- Do not start or stop taking Xadago without talking to your healthcare provider first.
- If you take too much Xadago, call the Poison Control Center at 1-800-222-1222 or go to the nearest hospital emergency room right away.
What should I avoid while taking Xadago?
- Avoid certain foods and beverages that are high in tyramine such as aged, fermented, cured, smoked and pickled foods.
- Do not drive, operate heavy machinery, work in high places or do other dangerous activities until you know how Xadago affects you.
What are the possible side effects of Xadago?
Xadago may cause serious side effects, including:
- high blood pressure (hypertension). Xadago may raise your blood pressure or make your high blood pressure worse. Your healthcare provider will check your blood pressure while you take Xadago.

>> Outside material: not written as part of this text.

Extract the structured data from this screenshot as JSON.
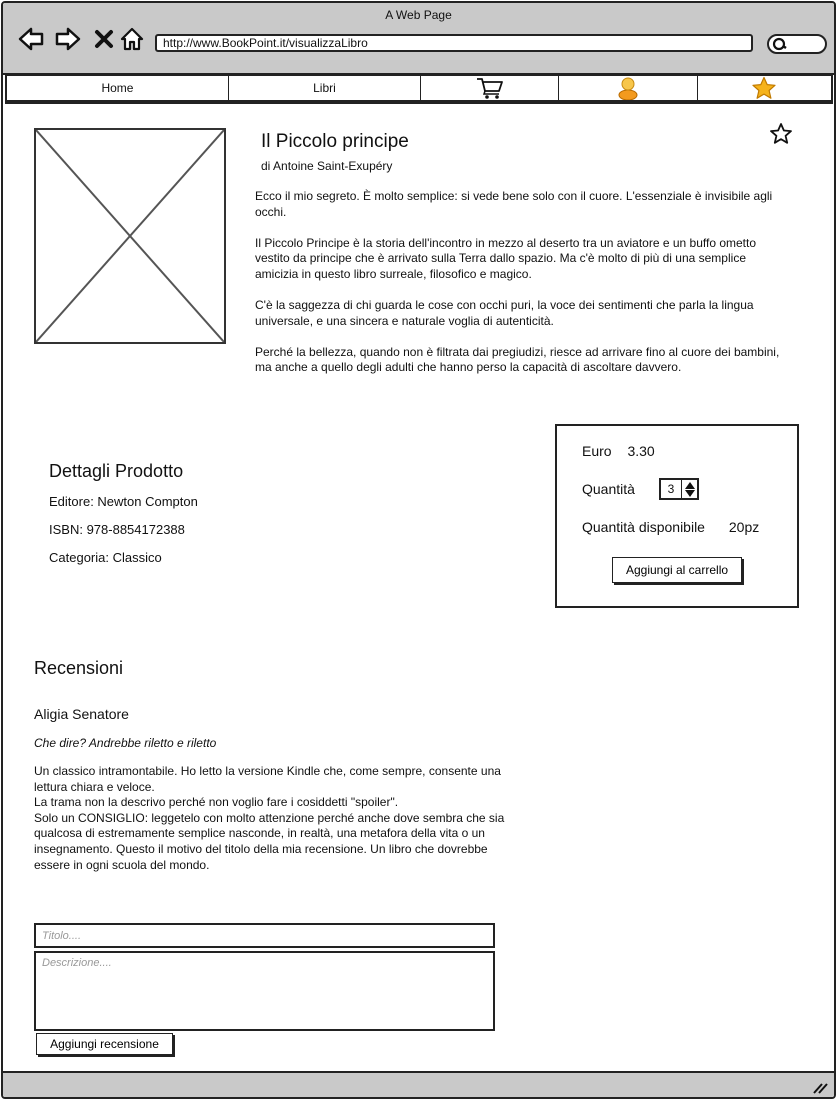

- serotonin syndrome. A potentially life-threatening problem called serotonin syndrome can happen when medicines such as Xadago are taken with certain other medicines. Symptoms of serotonin syndrome may include:
- agitation, hallucinations, coma, or other changes in mental status
- high or low blood pressure
- problems controlling your movements or muscle twitching
- sweating or fever
- nausea or vomiting
- fast heartbeat
- muscle stiffness or tightness
- falling asleep during normal activities. You may fall asleep while doing normal activities such as driving a car, doing physical tasks, or using hazardous machinery while taking Xadago. You may suddenly fall asleep without being drowsy or without warning. This may result in having accidents. Your chances of falling asleep while doing normal activities while taking Xadago are greater if you take other medicines that cause drowsiness. Tell your healthcare provider right away if this happens. Before starting Xadago, be sure to tell your healthcare provider if you take any medicines that make you drowsy.
- Do not drive or operate machinery until you know how Xadago affects you.
- uncontrolled, sudden movements (dyskinesia). Xadago may cause uncontrolled sudden movements or make such movements you already have worse or more frequent. Tell your healthcare provider if this happens. The doses of your anti-Parkinson's medicine may need to be changed.
- hallucinations and other psychosis. Xadago can cause or worsen psychotic symptoms including hallucinations (seeing or hearing things that are not real), confusion, agitation, delusional beliefs (believing things that are not real), and disorganized thinking. If you have hallucinations or any of these other psychotic-like changes, talk with your healthcare provider.
- unusual urges. Some patients taking Xadago get urges to behave in a way unusual for them. Examples of this are unusual urge to gamble, increased sexual urges, strong urges to spend money, binge eating and the inability to control these urges. If you notice or your family notices that you are developing any unusual behaviors, talk to your healthcare provider.
- problems with the retina in your eye (retinal changes). Tell your healthcare provider if your eye sight changes.
The most common side effects of Xadago include uncontrolled, sudden movements (dyskinesia), falls, nausea, trouble sleeping or falling asleep (insomnia). These are not all the possible side effects of Xadago.
Call your doctor for medical advice about side effects. You may report side effects to FDA at 1-800-FDA-1088.
General information about the safe and effective use of Xadago
Medicines are sometimes prescribed for purposes other than those listed in a Patient Information leaflet. Do not use Xadago for a condition for which it was not prescribed. Do not give Xadago to other people, even if they have the same symptoms that you have. It may harm them. You can ask your pharmacist or healthcare provider for information about Xadago that is written for health professionals.
How should I store Xadago?
Store Xadago at room temperature, about 68°F to 77°F (20°C to 25°C).
Keep Xadago and all medicines out of the reach of children.
What are the ingredients in Xadago?
Active ingredient: safinamide mesylate
Inactive ingredients: microcrystalline cellulose, crospovidone, colloidal silicon dioxide, magnesium stearate, hypromellose, polyethylene glycol 6000, iron oxide (red), potassium aluminum silicate, and titanium dioxide
For more information, call 1-888-492-3246.